Source: The Yates Network
Summary: Researchers have demonstrated how cells of a human intestinal lining created outside an individual’s body mirror living tissue when placed inside micro-engineered Intestine-Chips, opening the door to personalized testing of drug treatments.
Instead of exposing a patient to drug treatments that may be costly, ineffective or carry harmful side effects, scientists could use the individual’s own stem cells to produce a duplicate of the intestinal lining on an Intestine-Chip and test multiple drugs on it. Scientists then could determine which drug worked best on that patient’s intestine. Researchers from the Cedars-Sinai Board of Governors Regenerative Medicine Institute and Emulate, Inc. have demonstrated how cells of a human intestinal lining created outside an individual’s body mirror living tissue when placed inside micro-engineered Intestine-Chips, opening the door to personalized testing of drug treatments. The findings have the potential to change how patients are treated for debilitating, inflammatory gastrointestinal diseases with a genetic component, such as Crohn’s disease, ulcerative colitis and irritable bowel syndrome. The study findings were published in the journal Cellular and Molecular Gastroenterology and Hepatology.

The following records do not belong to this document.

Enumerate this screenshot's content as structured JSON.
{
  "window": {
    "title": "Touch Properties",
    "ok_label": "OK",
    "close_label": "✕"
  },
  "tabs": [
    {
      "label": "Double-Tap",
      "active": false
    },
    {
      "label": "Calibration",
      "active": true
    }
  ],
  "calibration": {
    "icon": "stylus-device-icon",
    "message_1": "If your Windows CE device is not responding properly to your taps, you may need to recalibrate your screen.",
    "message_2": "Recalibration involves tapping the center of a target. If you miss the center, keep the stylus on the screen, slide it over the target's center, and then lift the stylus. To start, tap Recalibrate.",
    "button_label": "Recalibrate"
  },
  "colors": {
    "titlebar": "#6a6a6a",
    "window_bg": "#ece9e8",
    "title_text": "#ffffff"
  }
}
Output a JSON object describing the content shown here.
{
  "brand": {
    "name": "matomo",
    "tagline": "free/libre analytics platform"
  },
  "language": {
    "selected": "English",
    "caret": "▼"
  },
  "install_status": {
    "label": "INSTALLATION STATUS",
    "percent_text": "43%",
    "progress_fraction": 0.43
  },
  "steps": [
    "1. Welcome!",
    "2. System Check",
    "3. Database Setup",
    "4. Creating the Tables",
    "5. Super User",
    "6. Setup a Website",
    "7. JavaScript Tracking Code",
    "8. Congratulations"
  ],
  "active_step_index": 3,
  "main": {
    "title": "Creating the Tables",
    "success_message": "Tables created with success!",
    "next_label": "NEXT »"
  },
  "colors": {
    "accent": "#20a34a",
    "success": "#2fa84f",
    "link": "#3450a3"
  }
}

To make the iPSCs (induced pluripotent stem cells), the research team first took small samples of blood and skin cells from an adult. They reprogrammed these cells into iPSCs, which are similar to embryonic stem cells and can produce any type of body cell. Using special proteins and other substances, the scientists prodded the iPSCs to produce cells of the intestinal lining. Each cell bore the unique genetic fingerprint and characteristics of the adult who donated the original cells. The new cells were used to grow miniature versions of the person’s intestine lining, known as organoids. The team then selected cells from these organoids and placed them inside the Intestine-Chips, which are about the size of AA batteries and re-create the natural microenvironment of the human intestine, including the intestinal epithelium-the layer of cells that forms the lining of both the small and large intestines.

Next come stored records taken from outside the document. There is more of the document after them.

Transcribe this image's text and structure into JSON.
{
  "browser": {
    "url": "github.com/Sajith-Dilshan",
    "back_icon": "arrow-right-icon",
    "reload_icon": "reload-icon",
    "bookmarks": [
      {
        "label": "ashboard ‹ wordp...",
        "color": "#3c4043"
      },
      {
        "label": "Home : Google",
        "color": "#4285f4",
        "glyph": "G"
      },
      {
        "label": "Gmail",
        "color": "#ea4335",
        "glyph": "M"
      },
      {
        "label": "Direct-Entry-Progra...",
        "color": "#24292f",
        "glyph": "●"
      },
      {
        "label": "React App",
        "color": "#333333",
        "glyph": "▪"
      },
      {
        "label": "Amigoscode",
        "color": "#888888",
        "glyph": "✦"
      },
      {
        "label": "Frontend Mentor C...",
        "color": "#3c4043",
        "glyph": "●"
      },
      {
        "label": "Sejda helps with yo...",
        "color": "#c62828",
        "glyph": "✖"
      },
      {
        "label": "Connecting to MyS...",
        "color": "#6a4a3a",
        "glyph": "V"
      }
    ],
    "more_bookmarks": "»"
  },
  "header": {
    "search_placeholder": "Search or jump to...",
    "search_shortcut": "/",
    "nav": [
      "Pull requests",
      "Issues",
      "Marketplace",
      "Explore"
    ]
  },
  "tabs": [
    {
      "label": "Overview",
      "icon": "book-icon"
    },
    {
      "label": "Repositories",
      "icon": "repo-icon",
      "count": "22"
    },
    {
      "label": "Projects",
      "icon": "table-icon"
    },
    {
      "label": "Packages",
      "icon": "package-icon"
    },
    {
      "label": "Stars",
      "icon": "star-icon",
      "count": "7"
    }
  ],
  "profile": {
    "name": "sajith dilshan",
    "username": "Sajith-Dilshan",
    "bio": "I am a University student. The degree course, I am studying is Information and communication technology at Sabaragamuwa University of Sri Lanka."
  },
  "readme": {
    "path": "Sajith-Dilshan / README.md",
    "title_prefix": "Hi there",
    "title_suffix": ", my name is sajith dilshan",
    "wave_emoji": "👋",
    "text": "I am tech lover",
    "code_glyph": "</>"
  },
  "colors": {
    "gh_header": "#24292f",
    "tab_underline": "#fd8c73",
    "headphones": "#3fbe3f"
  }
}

President and chief scientific officer of Emulate and a co-author of the study, Geraldine A. Hamilton, Ph.D. said, “Organ-Chips address major challenges in studying the human intestine and intestinal diseases in the lab”, “The Intestine-Chip is a ‘home-away-from-home’ for human cells, and provides them with the right microenvironment and biological cues they need to behave just like they do in the body.”
More Information: Michael J. Workman et al, “Enhanced Utilization of Induced Pluripotent Stem Cell-Derived Human Intestinal Organoids Using Microengineered Chips”, Cellular and Molecular Gastroenterology and Hepatology (2017). DOI: 10.1016/j.jcmgh.2017.12.008